The fix: Change BOOTPROTO=none to BOOTPROTO=static

The part of all this that I find interesting is that the documentation for <a href="https://access prix cialis en france.redhat.com/site/documentation/en-US/Red_Hat_Enterprise_Linux/5/html/Deployment_Guide/s1-networkscripts-interfaces.html”>RHEL 5 and RHEL 6, and even RHEL 7, all list the following options for BOOTPROTO:

  • none
  • bootp
  • dhcp

“static” does not appear to be a formally valid value. In an attempt to find more information about the behaviour I looked for more details and only got as far as Red Hat BZ#805803 and BZ#802928, neither of which I can access directly, but I can see a summary here and here respectively.

In conclusion, it appears that the issue is actually a kdump bug. More specifically a mkdumprd bug. Thankfully the workaround is simple, it just took a long time to get to it.

Kdump to NFS Broken in UEK

There were problems that affected UEK and NFS when was initially released (as covered by Andy Colvin). As mentioned in the <a href="http://blog.oracle-ninja cialis 5mg pas cher.com/2013/03/exadata-11-2-3-2-1-nfs-issues-ksplice-support-for-exadata/#comment-1067″>comments of Andy’s post: Oracle released an updated ISO with fixes for this problem (patch 16432033).

There were also problems with kdump not functioning after as listed in “Issue 1.17” of Oracle MOS “Exadata release and patch (14522699) for Exadata,,,,,, (Doc ID 1485475.1)”.

After updating to using the updated ISO (with NFS fixes) and installing the later version of kexec-tools as per the fix for “Issue 1.17” I was not able to get kdump to write to NFS during a crash.

I had previously tested kdump to NFS when running Exadata software version, so I knew that worked. uses the RHEL kernel (“non-UEK” as Oracle would have you say) so I decided to test after switching to the RHEL kernel, which also involves reverting the kexec-tools to the earlier version. That confirmed the issue was only evident when using UEK. Time for an SR…

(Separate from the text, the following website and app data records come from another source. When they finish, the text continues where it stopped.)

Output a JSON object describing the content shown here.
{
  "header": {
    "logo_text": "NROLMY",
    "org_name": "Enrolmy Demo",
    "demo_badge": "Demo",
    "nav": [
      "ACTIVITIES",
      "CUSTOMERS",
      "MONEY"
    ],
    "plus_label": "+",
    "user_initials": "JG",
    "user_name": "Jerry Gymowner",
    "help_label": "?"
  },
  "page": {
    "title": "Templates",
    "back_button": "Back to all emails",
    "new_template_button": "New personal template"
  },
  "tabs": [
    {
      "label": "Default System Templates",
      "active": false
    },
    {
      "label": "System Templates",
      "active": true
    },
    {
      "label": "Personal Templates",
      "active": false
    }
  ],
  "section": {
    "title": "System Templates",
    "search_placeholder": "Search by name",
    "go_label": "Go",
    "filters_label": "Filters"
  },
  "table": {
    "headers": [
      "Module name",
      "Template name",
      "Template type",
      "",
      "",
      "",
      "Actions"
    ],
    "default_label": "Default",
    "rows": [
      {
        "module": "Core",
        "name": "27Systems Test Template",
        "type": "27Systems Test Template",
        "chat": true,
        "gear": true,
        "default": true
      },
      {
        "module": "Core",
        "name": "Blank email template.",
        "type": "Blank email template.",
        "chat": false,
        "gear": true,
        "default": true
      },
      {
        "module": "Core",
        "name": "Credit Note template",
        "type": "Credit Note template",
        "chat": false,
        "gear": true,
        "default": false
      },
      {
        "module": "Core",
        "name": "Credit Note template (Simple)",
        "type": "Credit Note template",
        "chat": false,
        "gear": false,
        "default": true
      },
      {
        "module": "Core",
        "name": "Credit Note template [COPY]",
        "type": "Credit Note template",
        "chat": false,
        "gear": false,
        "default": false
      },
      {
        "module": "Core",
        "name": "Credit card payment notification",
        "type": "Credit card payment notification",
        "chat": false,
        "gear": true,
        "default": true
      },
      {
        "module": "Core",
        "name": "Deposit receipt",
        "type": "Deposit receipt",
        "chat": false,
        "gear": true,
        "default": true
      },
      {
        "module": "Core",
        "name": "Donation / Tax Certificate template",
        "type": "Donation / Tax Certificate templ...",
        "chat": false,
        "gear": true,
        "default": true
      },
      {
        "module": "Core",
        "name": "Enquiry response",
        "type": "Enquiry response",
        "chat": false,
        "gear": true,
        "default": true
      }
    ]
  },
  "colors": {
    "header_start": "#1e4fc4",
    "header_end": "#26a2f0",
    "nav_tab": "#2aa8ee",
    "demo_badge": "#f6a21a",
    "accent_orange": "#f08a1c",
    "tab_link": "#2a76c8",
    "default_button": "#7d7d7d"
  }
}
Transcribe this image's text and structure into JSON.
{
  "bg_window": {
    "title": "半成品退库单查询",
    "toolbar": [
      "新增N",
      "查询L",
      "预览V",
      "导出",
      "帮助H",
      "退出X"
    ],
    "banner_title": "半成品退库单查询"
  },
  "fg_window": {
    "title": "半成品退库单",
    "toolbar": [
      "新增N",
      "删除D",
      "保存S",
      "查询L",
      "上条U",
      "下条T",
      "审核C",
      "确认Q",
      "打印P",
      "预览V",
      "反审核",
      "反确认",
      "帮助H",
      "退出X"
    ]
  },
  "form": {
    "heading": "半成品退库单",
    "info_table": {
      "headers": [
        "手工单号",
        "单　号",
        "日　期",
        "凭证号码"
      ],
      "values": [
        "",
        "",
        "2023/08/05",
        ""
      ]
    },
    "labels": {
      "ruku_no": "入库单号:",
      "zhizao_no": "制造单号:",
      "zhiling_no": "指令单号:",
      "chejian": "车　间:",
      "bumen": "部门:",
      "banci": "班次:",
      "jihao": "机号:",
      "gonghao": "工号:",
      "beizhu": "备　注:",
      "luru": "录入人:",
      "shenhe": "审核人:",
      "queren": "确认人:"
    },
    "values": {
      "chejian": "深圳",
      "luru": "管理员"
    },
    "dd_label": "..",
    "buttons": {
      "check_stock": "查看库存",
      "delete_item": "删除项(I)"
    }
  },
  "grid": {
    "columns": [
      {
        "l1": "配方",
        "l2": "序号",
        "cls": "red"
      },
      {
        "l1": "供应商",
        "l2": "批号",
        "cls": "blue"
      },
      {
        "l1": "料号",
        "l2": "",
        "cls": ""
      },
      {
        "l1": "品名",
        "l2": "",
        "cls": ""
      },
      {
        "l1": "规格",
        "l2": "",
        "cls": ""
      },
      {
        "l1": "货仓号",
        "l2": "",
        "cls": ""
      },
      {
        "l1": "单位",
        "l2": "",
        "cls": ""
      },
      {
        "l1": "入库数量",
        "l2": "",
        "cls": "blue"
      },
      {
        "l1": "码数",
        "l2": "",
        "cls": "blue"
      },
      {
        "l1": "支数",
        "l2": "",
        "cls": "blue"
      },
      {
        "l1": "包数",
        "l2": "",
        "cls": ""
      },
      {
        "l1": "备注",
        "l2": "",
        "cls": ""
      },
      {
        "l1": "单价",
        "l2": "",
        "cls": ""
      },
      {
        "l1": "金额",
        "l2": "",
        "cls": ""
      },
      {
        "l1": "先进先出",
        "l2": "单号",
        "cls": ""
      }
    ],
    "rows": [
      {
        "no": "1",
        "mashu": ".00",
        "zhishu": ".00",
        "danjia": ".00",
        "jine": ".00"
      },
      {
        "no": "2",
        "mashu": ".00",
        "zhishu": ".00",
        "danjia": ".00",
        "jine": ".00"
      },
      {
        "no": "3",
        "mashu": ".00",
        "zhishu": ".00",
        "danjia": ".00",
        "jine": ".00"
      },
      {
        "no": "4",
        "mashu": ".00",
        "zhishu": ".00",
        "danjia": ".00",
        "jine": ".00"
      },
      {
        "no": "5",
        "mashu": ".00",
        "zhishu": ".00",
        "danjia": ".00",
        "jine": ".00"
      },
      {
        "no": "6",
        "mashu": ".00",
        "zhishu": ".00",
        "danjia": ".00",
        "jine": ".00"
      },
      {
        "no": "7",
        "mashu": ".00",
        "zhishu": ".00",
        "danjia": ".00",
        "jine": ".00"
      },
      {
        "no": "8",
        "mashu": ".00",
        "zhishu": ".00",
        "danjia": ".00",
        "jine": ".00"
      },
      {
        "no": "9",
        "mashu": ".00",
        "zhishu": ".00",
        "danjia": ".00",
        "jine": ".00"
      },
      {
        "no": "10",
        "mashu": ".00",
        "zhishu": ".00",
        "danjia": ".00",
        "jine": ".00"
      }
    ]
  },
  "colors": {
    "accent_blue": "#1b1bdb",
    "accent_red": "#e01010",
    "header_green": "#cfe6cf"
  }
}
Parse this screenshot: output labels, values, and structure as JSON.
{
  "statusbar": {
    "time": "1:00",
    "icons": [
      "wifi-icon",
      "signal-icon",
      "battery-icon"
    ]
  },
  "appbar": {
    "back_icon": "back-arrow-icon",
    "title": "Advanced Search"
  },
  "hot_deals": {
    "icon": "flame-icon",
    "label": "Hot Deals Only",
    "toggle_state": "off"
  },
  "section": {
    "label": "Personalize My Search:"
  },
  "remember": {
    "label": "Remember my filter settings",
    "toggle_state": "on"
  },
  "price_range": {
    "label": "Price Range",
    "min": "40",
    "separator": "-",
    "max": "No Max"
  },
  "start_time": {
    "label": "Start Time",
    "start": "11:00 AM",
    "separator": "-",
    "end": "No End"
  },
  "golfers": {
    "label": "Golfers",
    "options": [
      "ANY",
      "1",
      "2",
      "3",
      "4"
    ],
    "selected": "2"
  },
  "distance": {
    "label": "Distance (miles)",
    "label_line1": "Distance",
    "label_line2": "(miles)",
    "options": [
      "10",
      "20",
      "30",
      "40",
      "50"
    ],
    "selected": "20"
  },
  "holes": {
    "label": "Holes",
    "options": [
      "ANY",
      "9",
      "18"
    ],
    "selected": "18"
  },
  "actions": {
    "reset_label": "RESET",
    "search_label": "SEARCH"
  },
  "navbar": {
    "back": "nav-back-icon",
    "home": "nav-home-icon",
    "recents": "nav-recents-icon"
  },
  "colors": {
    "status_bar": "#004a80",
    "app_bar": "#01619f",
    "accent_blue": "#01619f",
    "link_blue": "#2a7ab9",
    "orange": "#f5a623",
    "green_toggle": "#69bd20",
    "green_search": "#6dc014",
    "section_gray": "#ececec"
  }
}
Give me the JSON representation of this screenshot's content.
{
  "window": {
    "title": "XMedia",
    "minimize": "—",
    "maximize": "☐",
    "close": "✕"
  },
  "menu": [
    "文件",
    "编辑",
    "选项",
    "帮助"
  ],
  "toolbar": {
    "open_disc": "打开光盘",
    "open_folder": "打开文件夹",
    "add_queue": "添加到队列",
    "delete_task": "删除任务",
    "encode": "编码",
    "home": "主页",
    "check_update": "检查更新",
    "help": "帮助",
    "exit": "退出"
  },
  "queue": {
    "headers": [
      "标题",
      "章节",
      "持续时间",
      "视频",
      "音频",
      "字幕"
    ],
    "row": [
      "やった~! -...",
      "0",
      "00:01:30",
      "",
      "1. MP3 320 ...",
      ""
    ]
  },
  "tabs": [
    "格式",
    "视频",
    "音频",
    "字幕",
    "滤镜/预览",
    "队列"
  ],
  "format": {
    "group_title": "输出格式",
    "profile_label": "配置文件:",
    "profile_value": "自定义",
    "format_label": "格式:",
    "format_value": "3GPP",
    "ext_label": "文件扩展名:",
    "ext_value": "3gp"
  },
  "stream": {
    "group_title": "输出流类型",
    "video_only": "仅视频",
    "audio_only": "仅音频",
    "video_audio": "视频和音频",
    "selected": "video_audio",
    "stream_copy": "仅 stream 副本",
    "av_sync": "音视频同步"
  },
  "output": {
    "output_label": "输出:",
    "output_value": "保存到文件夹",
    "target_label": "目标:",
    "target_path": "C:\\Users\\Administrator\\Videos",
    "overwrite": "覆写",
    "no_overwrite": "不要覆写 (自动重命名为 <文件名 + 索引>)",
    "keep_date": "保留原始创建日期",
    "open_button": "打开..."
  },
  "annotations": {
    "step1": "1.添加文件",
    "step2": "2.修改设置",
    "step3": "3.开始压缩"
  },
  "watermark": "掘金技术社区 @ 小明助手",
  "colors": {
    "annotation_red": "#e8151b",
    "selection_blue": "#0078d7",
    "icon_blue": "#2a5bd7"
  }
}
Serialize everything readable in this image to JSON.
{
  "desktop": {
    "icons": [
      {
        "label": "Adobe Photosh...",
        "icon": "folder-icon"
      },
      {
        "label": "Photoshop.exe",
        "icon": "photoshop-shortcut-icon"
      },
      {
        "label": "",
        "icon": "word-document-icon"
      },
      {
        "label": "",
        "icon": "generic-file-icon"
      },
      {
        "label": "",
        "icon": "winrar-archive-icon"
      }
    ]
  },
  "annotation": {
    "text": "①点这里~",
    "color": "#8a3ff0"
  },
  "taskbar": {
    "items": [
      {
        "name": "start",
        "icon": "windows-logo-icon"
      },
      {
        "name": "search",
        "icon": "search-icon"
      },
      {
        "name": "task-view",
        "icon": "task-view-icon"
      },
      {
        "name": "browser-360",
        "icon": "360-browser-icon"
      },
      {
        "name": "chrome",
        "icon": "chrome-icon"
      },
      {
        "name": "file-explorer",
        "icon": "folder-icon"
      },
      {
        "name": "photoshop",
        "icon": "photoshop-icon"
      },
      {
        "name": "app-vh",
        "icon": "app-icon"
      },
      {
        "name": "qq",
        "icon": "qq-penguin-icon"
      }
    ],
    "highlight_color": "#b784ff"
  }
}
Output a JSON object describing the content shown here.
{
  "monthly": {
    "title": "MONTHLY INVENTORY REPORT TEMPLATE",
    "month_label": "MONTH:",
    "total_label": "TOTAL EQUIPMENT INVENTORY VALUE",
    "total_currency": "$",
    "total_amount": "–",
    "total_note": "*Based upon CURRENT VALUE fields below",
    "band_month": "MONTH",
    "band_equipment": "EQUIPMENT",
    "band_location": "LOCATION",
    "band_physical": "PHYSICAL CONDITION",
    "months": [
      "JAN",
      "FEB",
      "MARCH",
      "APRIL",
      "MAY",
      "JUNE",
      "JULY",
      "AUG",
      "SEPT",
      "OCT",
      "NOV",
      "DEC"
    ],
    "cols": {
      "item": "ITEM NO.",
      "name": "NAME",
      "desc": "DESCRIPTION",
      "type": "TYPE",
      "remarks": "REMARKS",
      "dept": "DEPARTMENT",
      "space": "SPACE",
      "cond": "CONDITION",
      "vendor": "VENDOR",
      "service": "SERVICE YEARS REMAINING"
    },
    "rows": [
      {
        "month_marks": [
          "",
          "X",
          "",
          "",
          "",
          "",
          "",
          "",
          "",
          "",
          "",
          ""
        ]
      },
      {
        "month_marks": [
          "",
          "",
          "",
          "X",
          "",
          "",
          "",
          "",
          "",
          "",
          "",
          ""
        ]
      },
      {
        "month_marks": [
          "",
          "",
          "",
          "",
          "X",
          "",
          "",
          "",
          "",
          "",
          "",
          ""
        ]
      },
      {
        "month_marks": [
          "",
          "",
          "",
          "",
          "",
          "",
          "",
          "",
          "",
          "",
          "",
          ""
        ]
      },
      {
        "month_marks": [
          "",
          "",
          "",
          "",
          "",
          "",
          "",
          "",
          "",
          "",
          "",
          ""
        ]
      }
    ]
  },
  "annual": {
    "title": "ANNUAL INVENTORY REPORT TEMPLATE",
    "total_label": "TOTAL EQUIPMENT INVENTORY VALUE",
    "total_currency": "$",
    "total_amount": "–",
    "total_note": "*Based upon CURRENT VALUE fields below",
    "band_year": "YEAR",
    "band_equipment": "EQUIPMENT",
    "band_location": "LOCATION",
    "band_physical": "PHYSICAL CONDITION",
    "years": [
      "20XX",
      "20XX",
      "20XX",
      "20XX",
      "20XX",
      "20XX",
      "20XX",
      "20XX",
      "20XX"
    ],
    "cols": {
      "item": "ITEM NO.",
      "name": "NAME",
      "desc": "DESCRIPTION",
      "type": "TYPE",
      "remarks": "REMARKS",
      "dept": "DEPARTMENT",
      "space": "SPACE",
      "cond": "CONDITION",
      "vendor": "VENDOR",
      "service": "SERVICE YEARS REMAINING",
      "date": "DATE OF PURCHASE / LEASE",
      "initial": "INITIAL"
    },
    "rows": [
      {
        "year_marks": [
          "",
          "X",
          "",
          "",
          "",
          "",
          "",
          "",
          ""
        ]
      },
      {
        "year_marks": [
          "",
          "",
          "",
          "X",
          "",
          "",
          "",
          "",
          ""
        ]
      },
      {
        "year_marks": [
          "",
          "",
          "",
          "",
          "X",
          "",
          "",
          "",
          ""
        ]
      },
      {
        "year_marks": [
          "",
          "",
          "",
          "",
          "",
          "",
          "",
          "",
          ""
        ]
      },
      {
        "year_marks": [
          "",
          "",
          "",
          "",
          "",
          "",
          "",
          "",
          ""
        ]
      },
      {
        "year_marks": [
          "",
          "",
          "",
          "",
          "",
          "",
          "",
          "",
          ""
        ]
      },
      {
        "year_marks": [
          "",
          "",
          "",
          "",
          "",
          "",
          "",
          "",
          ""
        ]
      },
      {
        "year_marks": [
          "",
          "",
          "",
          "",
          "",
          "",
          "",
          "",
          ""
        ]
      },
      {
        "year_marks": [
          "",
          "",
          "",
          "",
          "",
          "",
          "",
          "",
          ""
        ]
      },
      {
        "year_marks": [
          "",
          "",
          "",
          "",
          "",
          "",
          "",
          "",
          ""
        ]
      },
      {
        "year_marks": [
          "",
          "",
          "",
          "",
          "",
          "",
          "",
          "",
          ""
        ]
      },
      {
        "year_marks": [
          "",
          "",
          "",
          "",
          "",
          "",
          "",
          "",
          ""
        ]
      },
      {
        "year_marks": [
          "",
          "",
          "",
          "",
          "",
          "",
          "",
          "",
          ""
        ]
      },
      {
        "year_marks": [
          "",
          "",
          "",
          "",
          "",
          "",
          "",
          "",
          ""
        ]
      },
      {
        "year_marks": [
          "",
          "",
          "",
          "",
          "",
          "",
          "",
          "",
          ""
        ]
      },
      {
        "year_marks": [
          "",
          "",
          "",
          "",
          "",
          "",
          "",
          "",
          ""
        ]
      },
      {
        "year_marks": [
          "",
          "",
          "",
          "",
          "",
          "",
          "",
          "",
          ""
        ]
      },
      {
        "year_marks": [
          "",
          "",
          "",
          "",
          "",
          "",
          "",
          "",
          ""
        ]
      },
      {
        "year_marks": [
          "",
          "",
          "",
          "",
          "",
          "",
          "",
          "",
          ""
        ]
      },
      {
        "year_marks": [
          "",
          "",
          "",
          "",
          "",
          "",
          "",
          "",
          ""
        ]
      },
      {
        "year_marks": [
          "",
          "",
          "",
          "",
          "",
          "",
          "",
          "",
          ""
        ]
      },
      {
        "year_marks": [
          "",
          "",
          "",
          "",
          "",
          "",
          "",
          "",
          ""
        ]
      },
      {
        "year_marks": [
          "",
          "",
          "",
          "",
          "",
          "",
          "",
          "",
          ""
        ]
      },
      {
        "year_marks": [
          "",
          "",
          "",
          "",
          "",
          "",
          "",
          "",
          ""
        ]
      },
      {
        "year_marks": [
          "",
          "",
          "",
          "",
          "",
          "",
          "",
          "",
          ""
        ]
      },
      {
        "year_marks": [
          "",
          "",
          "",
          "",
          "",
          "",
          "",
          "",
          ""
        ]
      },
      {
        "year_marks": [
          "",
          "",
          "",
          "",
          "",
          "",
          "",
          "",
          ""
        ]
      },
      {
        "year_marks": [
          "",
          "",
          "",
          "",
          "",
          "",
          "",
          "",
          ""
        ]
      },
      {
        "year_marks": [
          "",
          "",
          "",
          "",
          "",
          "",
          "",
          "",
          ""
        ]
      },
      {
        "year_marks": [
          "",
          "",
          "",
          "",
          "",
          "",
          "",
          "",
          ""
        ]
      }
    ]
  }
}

The bug listed above has been raised, but no fix has been supplied yet.

Not being able to direct kdump to NFS is probably not going to be your biggest worry, but definitely something to be aware of if you’re running UEK.

Note that I have only tested with 2.6.32-400.21.1el5uek. Oracle have confirmed they have reproduced the issue with 2.6.39-400.126.1.el5uek. Other UEK kernels may or may not be affected.